Formula 2 debutante Alex Palou, racing for Campos in place of Robert Visoiu, took reverse grid pole for Sunday’s sprint race after completing the impressive feat of scoring points on debut. After a delayed start due to a broken down safety car, the race got underway about fifteen minutes later than planned, with Palou making a perfect start and managing to pull away as the rest of the field formed a train behind him.
The feature race on Saturday had proved that while some teams suited the medium tyres (the compound all drivers start on in sprint races), others, including Prema, found it incredibly difficult to maintain any consistent speed with them, and struggled badly for grip. That led to a series of pit stops, which are ordinarily only taken if unavoidable due to the low number of laps in a sprint race.
Amongst the stoppers were the Prema teammates, who, after making their way up to fourth and fifth, found themselves slipping down the order, and crucially behind the DAMS and Russian Times drivers, who they are now fighting with for the team’s championship. And the switch to the soft tyre proved to be the right one. Both Leclerc and Fuoco were posting lap times that were around three seconds quicker than the cars in front of them.

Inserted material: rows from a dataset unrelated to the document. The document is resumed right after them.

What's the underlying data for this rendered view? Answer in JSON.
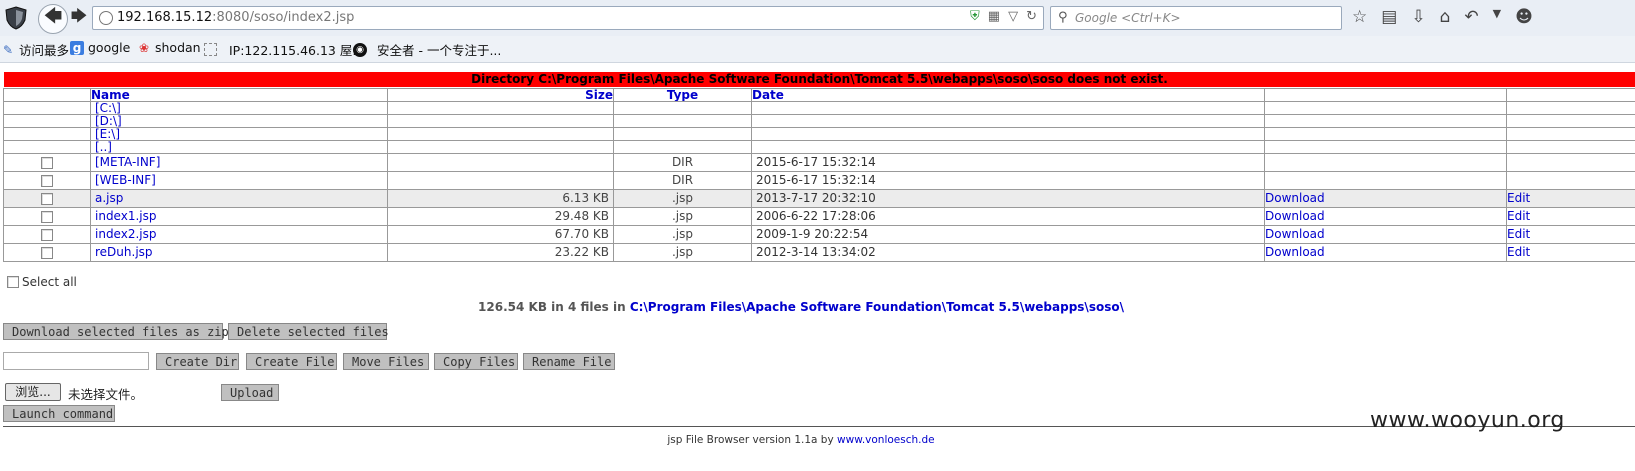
{
  "browser": {
    "url_host": "192.168.15.12",
    "url_rest": ":8080/soso/index2.jsp",
    "search_placeholder": "Google <Ctrl+K>"
  },
  "bookmarks": [
    {
      "label": "访问最多",
      "icon": "most-visited-icon"
    },
    {
      "label": "google",
      "icon": "google-icon"
    },
    {
      "label": "shodan",
      "icon": "shodan-icon"
    },
    {
      "label": "IP:122.115.46.13 屋...",
      "icon": "page-icon"
    },
    {
      "label": "安全者 - 一个专注于...",
      "icon": "github-icon"
    }
  ],
  "error": "Directory C:\\Program Files\\Apache Software Foundation\\Tomcat 5.5\\webapps\\soso\\soso does not exist.",
  "table": {
    "headers": {
      "name": "Name",
      "size": "Size",
      "type": "Type",
      "date": "Date"
    },
    "drives": [
      "[C:\\]",
      "[D:\\]",
      "[E:\\]",
      "[..]"
    ],
    "rows": [
      {
        "name": "[META-INF]",
        "size": "",
        "type": "DIR",
        "date": "2015-6-17 15:32:14",
        "download": "",
        "edit": ""
      },
      {
        "name": "[WEB-INF]",
        "size": "",
        "type": "DIR",
        "date": "2015-6-17 15:32:14",
        "download": "",
        "edit": ""
      },
      {
        "name": "a.jsp",
        "size": "6.13 KB",
        "type": ".jsp",
        "date": "2013-7-17 20:32:10",
        "download": "Download",
        "edit": "Edit"
      },
      {
        "name": "index1.jsp",
        "size": "29.48 KB",
        "type": ".jsp",
        "date": "2006-6-22 17:28:06",
        "download": "Download",
        "edit": "Edit"
      },
      {
        "name": "index2.jsp",
        "size": "67.70 KB",
        "type": ".jsp",
        "date": "2009-1-9 20:22:54",
        "download": "Download",
        "edit": "Edit"
      },
      {
        "name": "reDuh.jsp",
        "size": "23.22 KB",
        "type": ".jsp",
        "date": "2012-3-14 13:34:02",
        "download": "Download",
        "edit": "Edit"
      }
    ]
  },
  "select_all": "Select all",
  "summary": {
    "prefix": "126.54 KB in 4 files in ",
    "path": "C:\\Program Files\\Apache Software Foundation\\Tomcat 5.5\\webapps\\soso\\"
  },
  "buttons": {
    "download_zip": "Download selected files as zip",
    "delete": "Delete selected files",
    "create_dir": "Create Dir",
    "create_file": "Create File",
    "move": "Move Files",
    "copy": "Copy Files",
    "rename": "Rename File",
    "browse": "浏览...",
    "upload": "Upload",
    "launch": "Launch command"
  },
  "no_file_text": "未选择文件。",
  "footer": {
    "text": "jsp File Browser version 1.1a by ",
    "link": "www.vonloesch.de"
  },
  "watermark": "www.wooyun.org"
}
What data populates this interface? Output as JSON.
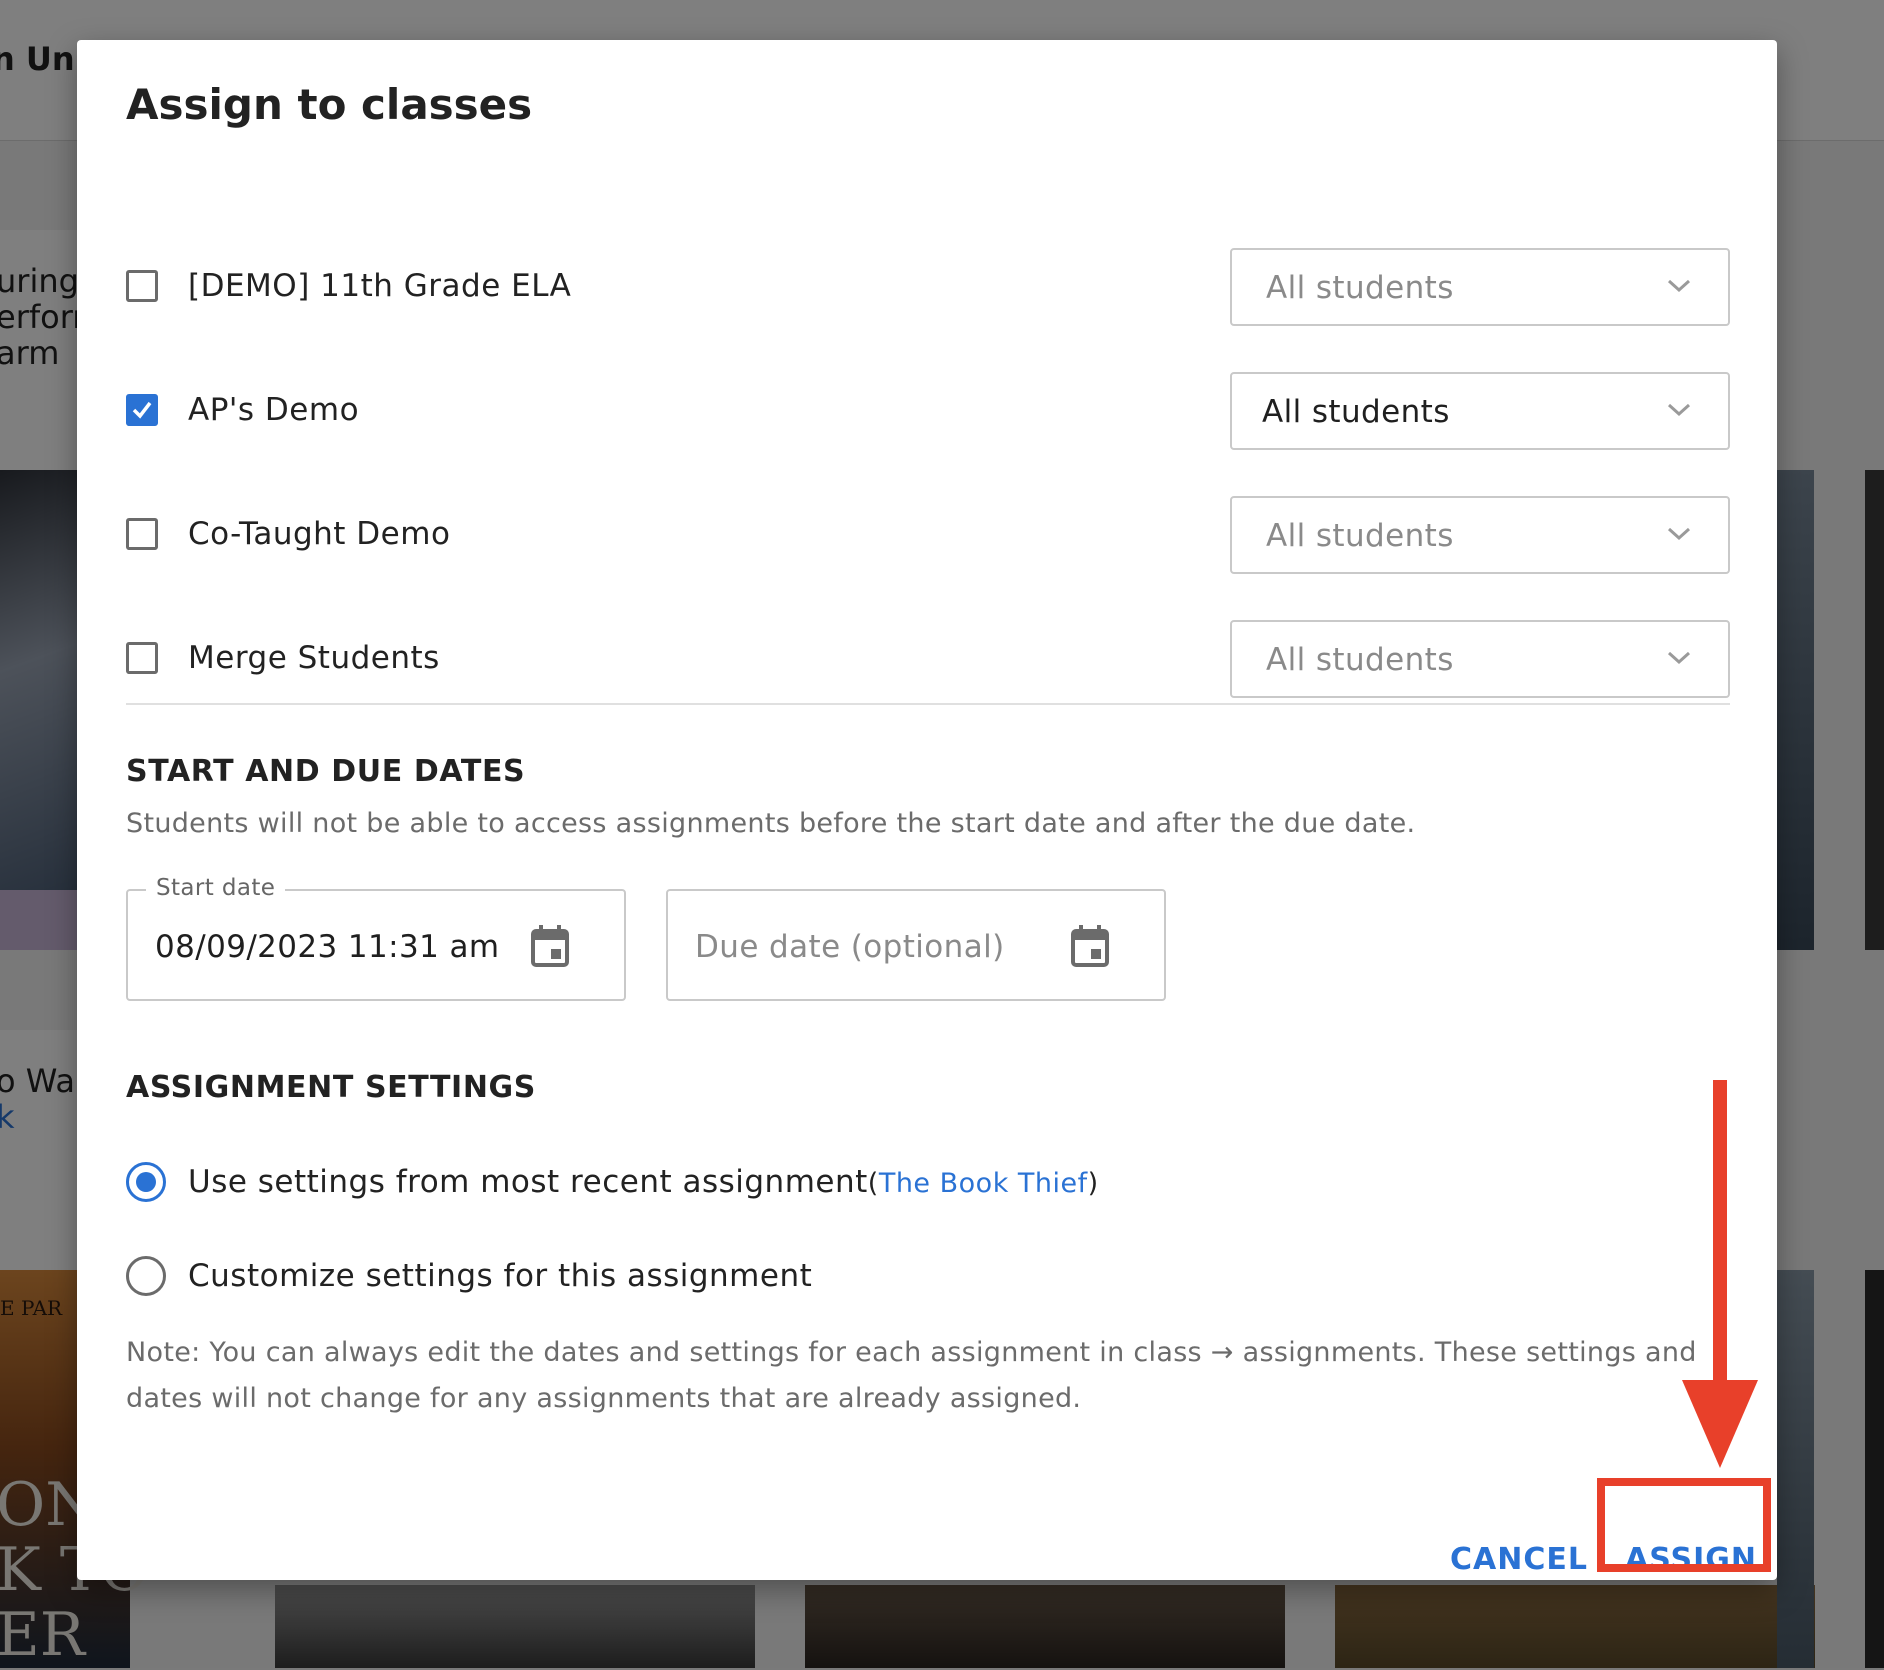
{
  "background": {
    "header_fragment": "n Unit",
    "card_text_1": [
      "uring",
      "erforn",
      "arm"
    ],
    "card_text_2": [
      "o Wa",
      "k"
    ],
    "book_cover_top": "E PAR",
    "book_cover_big": [
      "ONG",
      "K TO",
      "ER"
    ]
  },
  "modal": {
    "title": "Assign to classes",
    "classes": [
      {
        "label": "[DEMO] 11th Grade ELA",
        "checked": false,
        "students": "All students"
      },
      {
        "label": "AP's Demo",
        "checked": true,
        "students": "All students"
      },
      {
        "label": "Co-Taught Demo",
        "checked": false,
        "students": "All students"
      },
      {
        "label": "Merge Students",
        "checked": false,
        "students": "All students"
      }
    ],
    "dates": {
      "heading": "START AND DUE DATES",
      "description": "Students will not be able to access assignments before the start date and after the due date.",
      "start_label": "Start date",
      "start_value": "08/09/2023 11:31 am",
      "due_placeholder": "Due date (optional)"
    },
    "settings": {
      "heading": "ASSIGNMENT SETTINGS",
      "option_recent": "Use settings from most recent assignment",
      "paren_open": "(",
      "recent_link": "The Book Thief",
      "paren_close": ")",
      "option_custom": "Customize settings for this assignment",
      "selected": "recent"
    },
    "note": "Note: You can always edit the dates and settings for each assignment in class → assignments. These settings and dates will not change for any assignments that are already assigned.",
    "buttons": {
      "cancel": "CANCEL",
      "assign": "ASSIGN"
    }
  },
  "colors": {
    "accent": "#2a72d4",
    "annotation": "#e8402a"
  },
  "icons": [
    "checkbox-icon",
    "chevron-down-icon",
    "calendar-icon",
    "arrow-down-icon"
  ]
}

While the Prema pair tried to work their way back through the field Nicholas Latifi and Markelov had closed the gap to Palou who was also beginning to struggle with his tyres. The ensuing battle between the three of them allowed Rowland, who was running in fourth place, to join the fray.
Though Palou coped well under the enormous pressure being applied by the more experienced drivers he was finally passed by Markelov, who had used his uncanny ability to manage his tyres to kick his pace up a gear with just a handful of laps to go. Palou would eventually fall from the podium places with the DAMS drivers Latifi and Rowland able to score a double podium for their team, and the Spaniard would ultimately finish in eighth place.
Markelov would be able to pull away and win by a stunning margin of eleven seconds earned through pitch perfect strategy and timing. Though both Fuoco and Leclerc did make it back into the points, the overtaking and fighting took it out of their softer tyres, and the best the new champion could do was seventh place, which his teammate leading him home in fifth, with Nyck de Vries sandwiched between them. Despite being run off the track on the first lap and having the fight his way from plumb last, Luca Ghiotto made a single stop strategy work for him as well to make an excellent recovery to finish in fourth place.
It will come as a surprise to few to see Charles Leclerc wrap up the championship so emphatically with a round to spare, but that does not mean there is nothing left to play for when Formula 2 returns in Abu Dhabi for its final two races of 2017. The question of who will take home the title of vice-champion still remains unanswered, and while it may seem like something of a consolation, second and third place in the championship each come with forty super license points – the number required to be eligible for a FIA super license and to be able to compete in Formula 1.
The battle to win the F2 team’s title is also incredibly close, with Prema, DAMS and Russian Time all within six points of each other. It’s anyone’s guess as to who will take home that prize when the chequered flag falls on the sprint race in Abu Dhabi.